Charges against Jayalalithaa and others
The Special Court had framed three main charges against Jayalalithaa and the co-accused: First, she, being a public servant between July 1, 1991 and April 30, 1996, conspired with Sasikala, Sudhakaran and Ilavarasi to illegally acquire properties and pecuniary resources in Chennai and other places in Tamil Nadu to the tune of Rs. 66,65,20,395, in their names and in the names of 32 business concerns started in their names that was disproportionate to their known sources of income. Second, Jayalalithaa, in pursuance of the said conspiracy, as the Chief Minister of the State, had acquired properties and pecuniary resources in her name and the name of the co-accused disproportionate to the known sources of income and had failed to account for the same. Third, the co-accused had intentionally aided her in the possession of properties and pecuniary resources disproportionate to her known sources of income and for which she could not satisfactorily account, holding a substantial portion of the resources and property in their names.
The case started as a private complaint on June 14, 1996 by Subramanian Swamy, currently a leader in the Bharatiya Janata Party (BJP). Subsequently, on June 18, 1996, the DMK government directed the Directorate of Vigilance and Anti-Corruption (DVAC) to proceed on the complaint. [See box: Resources: Jayalalitha Wealth Case: Timeline of events].
A case that occupied the State for 18 years has now come to an end with the conviction of a Chief Minister. Much of how the political dynamics of Tamil Nadu – where the ruling AIADMK and the DMK have alternated in power since March 6, 1967 – will change, if at all, will depend on how the ruling party makes the key transition from being a party that rode on the charisma of a strong leader to one that can effectively manage its latest crisis at the helm.

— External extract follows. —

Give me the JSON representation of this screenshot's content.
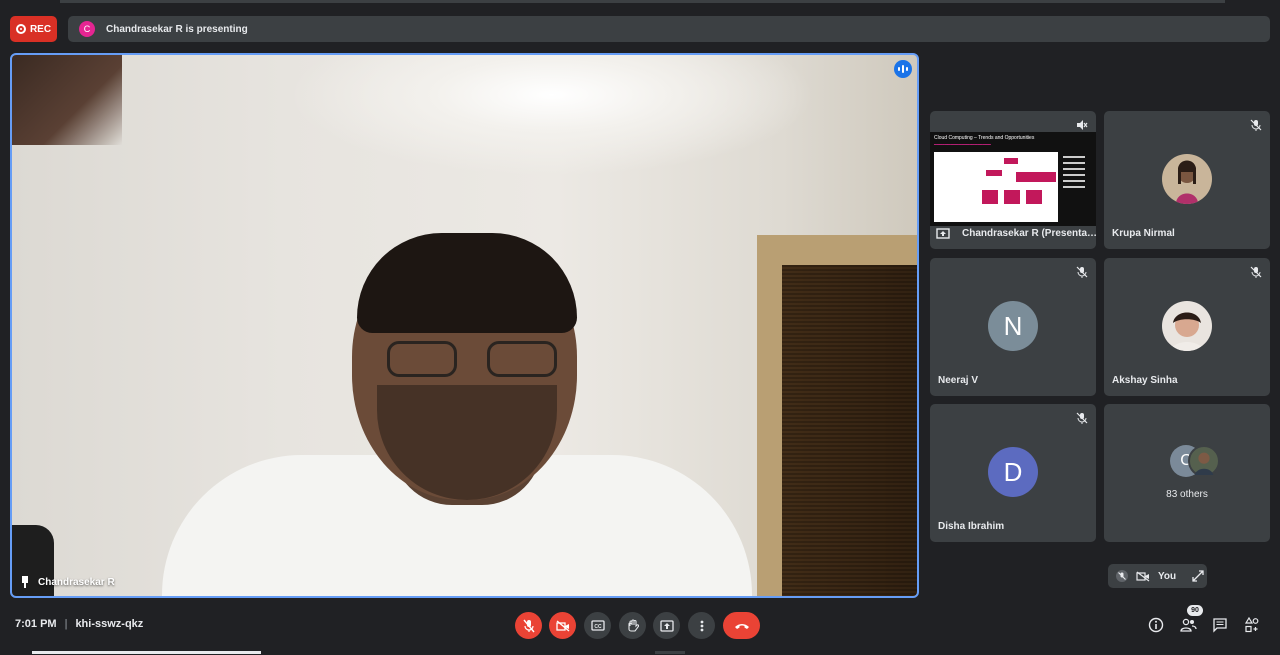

With additionalinputs from Mandira Moddie, Senior Coordinator, Programmes and Communications, The Hindu Centre for Politics and Public Policy.